But DeAngelo Casto, who went down hard with a twisted right ankle and left the court for a couple minutes to be retaped, scored two quick buckets – the second a thundering dunk after a Moore steal – before Aden hit his bomb. Casto finished with 14 points on 5-of-6 shooting, making him 15 of 17 for the weekend.
Aden’s 3-pointer made up somewhat for a missed breakaway dunk he had when WSU (17-8 overall, 7-6 and fourth in the Pac-10) had built the 11-point lead, 42-31, with 13:11 left.
At the end of a dominating WSU spell that stretched to the end of the first half, Montgomery earned a technical. Aden made both free throws.
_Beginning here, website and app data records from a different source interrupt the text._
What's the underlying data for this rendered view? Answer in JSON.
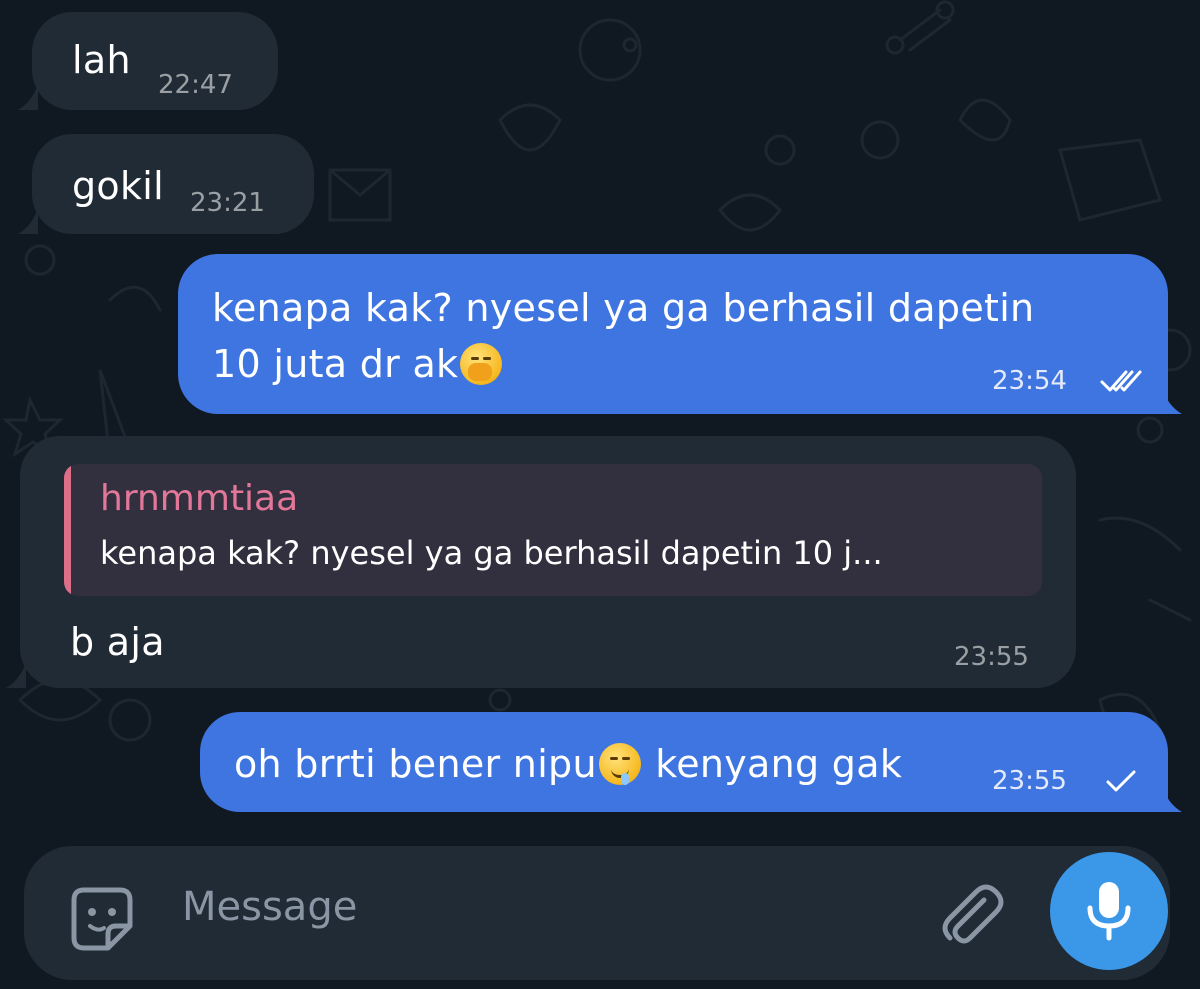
{
  "messages": [
    {
      "id": "m1",
      "direction": "incoming",
      "text": "lah",
      "time": "22:47"
    },
    {
      "id": "m2",
      "direction": "incoming",
      "text": "gokil",
      "time": "23:21"
    },
    {
      "id": "m3",
      "direction": "outgoing",
      "line1": "kenapa kak? nyesel ya ga berhasil  dapetin",
      "line2": "10 juta dr ak",
      "time": "23:54",
      "status": "read",
      "emoji": "yawning-face"
    },
    {
      "id": "m4",
      "direction": "incoming",
      "reply": {
        "name": "hrnmmtiaa",
        "text": "kenapa kak? nyesel ya ga berhasil  dapetin 10 j..."
      },
      "text": "b aja",
      "time": "23:55"
    },
    {
      "id": "m5",
      "direction": "outgoing",
      "part1": "oh brrti bener nipu",
      "part2": " kenyang gak",
      "time": "23:55",
      "status": "sent",
      "emoji": "drooling-face"
    }
  ],
  "composer": {
    "placeholder": "Message"
  },
  "icons": [
    "sticker-icon",
    "attach-paperclip-icon",
    "microphone-icon",
    "double-check-icon",
    "single-check-icon"
  ],
  "colors": {
    "background": "#101921",
    "incoming_bubble": "#202b36",
    "outgoing_bubble": "#3f75e0",
    "reply_name": "#e2779a",
    "mic_button": "#3b97e8"
  }
}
The Cougars didn’t score on the possession, but on the other end Aden was basically handed the ball and raced down the court. When he came up short on the slam, though, it seemed to give Cal hope.
And Jorge Gutierrez and Harper Kamp led the Bears back.
California (13-12, 6-7) played without second-leading scorer and rebounder Allen Crabbe, concussed in the loss at UW. His replacement in the lineup was walk-on freshman Jeff Powers, a transfer from Denver who became eligible at the semester.
In only his fifth game, Powers kept the Bears close with a couple early 3s and he finished with a career-high 14 points. They needed his boost because Gutierrez, averaging 13.6 points per game, missed his first nine shots, throwing up three air-balls (part of nine combined for the teams).
But Gutierrez got hot late (his first hoop came at the 11:29 mark), hit five consecutive shots, and finished with 19 points. Six of those came from the free throw line, where he and Kamp (17 points, nine rebounds) lived in the final 2 minutes, keeping Cal close by hitting eight in a row.
And WSU was missing just enough free throws to help. Moore made just one of two twice, the second with 10.3 seconds left. Up by three, Bone called time and set the defense.
Gutierrez took the inbounds pass, dribbled up court quickly and got a pick on Thompson by Kamp.
“Our plan was to switch the screen and Brock was there but he got a good look,” Bone said. “Brock, luckily, is 6-10 and has long arms so he had a little bit of a presence. But I was hoping he would step up, be a little closer to him.”
Gutierrez’s look was clean, but the shot rattled in-and-out.
“That broke my heart,” Powers said. “I don’t think I’ve seen a shot at that point of a game, go in and out like that.”
“He came down off a ball screen and at that point they didn’t want to foul him, so they let him go and he got a really good look,” Montgomery said. “It was right at it, it just was just (in-and-out).”
Aden got the rebound and was fouled with 2.6 seconds left. It was over.
“Once again it wasn’t a real pretty game and we had to deal with adversity in a variety of ways,” Bone said, including “not shooting the ball well. That can be discouraging, especially early in the game. But they stuck with it and we were able to persevere.”